» **WHAT IS NEEDED**
Take every line in the entries that includes the word "this" and copy it.

» **RECORDS SHOWN**
|---|
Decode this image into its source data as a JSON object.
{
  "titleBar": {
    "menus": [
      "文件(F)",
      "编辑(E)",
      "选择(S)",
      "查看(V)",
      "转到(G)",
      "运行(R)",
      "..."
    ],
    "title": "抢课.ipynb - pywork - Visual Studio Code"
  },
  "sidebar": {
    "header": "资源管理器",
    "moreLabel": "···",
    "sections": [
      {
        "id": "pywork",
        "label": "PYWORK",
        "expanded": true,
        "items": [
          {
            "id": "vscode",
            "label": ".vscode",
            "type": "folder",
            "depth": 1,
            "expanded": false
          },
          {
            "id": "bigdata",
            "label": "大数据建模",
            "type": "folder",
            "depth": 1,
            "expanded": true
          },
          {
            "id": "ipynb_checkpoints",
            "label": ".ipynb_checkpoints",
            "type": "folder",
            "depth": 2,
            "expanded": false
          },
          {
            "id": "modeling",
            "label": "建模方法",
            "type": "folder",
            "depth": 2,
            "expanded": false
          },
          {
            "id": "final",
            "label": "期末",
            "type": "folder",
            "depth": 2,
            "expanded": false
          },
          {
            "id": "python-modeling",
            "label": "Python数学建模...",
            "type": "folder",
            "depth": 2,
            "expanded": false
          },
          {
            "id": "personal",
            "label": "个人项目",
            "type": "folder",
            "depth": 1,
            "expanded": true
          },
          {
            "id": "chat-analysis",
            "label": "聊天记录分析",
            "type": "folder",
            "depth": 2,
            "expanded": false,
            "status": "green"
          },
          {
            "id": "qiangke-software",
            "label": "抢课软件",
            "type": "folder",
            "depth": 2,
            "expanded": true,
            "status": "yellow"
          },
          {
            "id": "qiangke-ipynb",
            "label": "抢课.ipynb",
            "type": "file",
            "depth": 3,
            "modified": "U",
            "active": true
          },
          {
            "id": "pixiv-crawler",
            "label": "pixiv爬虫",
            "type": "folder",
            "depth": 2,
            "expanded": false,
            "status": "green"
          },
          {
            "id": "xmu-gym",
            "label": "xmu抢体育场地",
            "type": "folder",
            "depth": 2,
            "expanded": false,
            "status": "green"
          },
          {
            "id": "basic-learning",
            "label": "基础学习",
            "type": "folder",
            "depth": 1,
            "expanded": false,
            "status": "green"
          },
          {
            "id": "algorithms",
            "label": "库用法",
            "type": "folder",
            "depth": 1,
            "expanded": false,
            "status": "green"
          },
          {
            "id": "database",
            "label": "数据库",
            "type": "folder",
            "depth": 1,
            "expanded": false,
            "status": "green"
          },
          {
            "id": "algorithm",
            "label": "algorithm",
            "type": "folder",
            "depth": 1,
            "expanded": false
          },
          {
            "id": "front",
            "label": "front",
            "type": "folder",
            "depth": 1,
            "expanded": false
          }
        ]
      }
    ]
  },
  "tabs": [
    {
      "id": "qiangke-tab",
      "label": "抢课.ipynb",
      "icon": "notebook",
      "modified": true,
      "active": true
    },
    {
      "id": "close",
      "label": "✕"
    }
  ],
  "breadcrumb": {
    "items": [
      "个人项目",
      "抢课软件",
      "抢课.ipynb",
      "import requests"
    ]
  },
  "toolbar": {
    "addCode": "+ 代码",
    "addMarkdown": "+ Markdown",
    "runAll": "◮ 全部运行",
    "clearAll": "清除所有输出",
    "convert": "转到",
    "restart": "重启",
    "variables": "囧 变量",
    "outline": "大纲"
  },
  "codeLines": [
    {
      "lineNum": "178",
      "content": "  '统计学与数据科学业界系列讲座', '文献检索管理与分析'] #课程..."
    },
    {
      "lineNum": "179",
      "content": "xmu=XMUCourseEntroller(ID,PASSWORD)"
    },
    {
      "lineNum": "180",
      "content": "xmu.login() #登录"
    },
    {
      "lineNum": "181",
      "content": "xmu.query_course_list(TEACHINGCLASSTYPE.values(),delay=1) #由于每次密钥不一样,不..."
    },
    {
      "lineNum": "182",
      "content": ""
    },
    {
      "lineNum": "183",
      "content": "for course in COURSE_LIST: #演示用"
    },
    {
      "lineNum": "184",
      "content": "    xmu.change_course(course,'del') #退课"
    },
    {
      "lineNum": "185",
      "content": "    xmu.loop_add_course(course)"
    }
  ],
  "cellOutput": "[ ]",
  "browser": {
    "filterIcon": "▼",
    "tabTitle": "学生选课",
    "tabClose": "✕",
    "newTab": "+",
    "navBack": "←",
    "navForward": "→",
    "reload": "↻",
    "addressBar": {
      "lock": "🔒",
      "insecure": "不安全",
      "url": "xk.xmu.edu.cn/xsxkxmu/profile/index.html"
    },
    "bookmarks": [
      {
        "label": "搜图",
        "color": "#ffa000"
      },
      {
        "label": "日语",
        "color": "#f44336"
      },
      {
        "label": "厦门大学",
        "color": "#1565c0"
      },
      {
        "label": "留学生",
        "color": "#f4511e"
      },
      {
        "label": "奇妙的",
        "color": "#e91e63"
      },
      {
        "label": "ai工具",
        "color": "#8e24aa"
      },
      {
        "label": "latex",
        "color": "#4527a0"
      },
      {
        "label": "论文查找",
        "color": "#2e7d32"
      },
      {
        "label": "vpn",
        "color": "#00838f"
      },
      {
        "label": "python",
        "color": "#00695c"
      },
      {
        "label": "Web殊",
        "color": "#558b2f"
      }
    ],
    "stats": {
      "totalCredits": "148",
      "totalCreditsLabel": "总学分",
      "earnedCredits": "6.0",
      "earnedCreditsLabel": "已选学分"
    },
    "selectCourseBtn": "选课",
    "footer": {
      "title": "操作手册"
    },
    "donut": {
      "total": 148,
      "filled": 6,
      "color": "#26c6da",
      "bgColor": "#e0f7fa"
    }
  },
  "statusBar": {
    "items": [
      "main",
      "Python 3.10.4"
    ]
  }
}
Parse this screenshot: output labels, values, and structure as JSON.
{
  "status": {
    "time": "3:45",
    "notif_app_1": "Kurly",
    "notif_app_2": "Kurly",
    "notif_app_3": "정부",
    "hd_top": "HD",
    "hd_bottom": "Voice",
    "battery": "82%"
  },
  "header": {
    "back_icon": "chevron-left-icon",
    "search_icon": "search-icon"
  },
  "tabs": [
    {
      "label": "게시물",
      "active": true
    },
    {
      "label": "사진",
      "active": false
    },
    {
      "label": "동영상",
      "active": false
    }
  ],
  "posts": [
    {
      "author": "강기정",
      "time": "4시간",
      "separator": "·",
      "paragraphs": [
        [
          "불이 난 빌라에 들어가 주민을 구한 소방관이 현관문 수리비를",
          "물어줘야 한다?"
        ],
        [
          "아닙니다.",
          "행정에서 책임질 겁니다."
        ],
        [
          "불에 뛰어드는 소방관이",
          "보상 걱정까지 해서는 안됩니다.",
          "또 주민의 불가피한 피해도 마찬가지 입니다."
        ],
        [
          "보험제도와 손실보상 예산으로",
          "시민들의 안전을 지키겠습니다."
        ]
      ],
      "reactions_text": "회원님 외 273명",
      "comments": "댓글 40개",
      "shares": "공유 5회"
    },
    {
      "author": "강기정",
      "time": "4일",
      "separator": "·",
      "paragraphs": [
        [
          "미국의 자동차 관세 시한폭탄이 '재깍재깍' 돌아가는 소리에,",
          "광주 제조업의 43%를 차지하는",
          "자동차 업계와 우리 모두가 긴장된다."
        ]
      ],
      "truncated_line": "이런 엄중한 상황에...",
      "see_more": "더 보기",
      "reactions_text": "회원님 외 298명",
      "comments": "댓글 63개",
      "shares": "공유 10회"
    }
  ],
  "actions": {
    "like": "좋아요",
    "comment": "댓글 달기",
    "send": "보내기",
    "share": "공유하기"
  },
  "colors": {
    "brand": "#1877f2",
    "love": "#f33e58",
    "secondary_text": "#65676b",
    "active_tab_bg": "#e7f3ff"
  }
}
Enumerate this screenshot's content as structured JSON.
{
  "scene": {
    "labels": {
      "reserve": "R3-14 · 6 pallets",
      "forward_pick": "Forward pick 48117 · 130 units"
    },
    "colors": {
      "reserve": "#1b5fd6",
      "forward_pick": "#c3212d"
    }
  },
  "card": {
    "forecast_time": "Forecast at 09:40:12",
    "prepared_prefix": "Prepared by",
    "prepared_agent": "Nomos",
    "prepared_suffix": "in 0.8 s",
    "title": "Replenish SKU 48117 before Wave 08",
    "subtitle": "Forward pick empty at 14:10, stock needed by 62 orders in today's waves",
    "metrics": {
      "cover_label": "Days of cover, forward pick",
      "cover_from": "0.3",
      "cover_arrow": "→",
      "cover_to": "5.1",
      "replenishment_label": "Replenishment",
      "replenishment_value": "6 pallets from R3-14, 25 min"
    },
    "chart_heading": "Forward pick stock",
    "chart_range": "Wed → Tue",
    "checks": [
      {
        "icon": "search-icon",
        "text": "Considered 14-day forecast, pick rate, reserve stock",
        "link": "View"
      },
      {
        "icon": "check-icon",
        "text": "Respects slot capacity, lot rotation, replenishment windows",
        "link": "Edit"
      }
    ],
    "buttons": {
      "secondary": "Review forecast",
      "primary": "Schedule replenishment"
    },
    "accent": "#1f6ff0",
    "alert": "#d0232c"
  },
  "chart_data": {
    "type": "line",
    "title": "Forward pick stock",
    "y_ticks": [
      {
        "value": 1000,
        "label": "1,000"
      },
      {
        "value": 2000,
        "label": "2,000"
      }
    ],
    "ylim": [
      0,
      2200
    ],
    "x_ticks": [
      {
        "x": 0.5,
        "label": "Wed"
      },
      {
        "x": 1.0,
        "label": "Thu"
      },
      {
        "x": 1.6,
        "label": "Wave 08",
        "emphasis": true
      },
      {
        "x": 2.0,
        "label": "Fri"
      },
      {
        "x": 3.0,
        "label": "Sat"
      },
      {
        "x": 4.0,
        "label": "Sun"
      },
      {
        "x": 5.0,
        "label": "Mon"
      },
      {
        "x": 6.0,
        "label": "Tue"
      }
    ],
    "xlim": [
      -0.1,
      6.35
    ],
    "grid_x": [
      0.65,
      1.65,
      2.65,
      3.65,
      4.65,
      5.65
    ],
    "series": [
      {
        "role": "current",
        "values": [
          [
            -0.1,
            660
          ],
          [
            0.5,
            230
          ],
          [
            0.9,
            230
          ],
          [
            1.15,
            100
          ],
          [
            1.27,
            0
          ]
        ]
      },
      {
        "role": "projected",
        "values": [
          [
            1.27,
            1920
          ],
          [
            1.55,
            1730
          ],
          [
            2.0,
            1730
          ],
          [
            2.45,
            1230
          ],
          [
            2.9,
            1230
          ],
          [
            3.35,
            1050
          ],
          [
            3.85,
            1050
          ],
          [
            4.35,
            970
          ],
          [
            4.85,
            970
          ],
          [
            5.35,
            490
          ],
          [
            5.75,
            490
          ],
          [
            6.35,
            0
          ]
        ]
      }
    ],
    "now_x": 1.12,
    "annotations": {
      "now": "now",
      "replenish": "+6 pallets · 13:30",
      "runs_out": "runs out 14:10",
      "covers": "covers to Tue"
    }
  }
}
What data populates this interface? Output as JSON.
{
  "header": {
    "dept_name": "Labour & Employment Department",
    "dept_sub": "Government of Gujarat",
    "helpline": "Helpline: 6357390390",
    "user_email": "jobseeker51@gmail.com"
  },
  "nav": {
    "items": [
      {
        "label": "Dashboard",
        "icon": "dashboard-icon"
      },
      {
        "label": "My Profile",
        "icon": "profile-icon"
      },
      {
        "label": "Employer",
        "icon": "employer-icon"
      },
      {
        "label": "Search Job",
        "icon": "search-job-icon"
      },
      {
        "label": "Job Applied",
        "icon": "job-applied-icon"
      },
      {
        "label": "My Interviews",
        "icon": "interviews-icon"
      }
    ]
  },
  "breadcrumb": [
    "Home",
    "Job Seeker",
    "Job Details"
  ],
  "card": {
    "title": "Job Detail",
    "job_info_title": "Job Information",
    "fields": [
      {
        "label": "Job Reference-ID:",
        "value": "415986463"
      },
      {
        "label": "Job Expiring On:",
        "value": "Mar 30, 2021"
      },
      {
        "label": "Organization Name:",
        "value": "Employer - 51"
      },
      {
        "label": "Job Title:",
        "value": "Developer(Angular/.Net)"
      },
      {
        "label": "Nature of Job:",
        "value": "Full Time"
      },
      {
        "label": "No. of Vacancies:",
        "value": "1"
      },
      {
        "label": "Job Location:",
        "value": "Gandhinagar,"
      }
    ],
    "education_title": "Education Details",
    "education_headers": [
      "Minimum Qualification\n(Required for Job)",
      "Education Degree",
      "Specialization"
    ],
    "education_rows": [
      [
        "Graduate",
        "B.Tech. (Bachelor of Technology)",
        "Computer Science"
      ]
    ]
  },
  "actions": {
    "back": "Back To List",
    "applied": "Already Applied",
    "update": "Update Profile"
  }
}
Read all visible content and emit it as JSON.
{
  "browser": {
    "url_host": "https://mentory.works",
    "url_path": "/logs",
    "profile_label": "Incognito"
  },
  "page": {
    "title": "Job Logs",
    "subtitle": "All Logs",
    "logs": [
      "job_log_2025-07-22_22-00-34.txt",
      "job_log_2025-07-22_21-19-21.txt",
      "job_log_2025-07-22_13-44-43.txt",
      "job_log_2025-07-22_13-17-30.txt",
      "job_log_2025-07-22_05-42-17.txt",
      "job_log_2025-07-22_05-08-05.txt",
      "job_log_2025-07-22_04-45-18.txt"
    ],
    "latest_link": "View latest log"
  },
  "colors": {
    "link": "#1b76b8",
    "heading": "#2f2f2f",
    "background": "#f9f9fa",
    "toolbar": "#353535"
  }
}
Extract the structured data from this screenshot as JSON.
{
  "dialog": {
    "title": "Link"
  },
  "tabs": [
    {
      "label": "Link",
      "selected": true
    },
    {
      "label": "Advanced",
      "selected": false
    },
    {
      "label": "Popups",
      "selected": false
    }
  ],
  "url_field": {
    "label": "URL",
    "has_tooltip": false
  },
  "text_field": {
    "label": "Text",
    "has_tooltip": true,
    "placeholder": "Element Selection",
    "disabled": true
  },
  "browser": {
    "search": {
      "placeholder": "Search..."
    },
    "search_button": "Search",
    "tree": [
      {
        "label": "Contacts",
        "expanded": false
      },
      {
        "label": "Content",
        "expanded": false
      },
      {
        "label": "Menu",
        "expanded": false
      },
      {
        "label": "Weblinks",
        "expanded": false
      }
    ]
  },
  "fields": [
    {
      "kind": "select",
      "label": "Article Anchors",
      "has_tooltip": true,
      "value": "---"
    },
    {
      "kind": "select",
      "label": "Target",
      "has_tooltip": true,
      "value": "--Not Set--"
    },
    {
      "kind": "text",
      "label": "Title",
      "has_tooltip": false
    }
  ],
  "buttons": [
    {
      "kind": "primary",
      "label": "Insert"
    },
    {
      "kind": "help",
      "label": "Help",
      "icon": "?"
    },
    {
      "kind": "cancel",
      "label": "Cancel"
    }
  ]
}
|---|
» **TASK RESPONSE**
Decode this image into its source data as a JSON object.
Parse this screenshot: output labels, values, and structure as JSON.
Enumerate this screenshot's content as structured JSON.
What data populates this interface? Output as JSON.
Extract the structured data from this screenshot as JSON.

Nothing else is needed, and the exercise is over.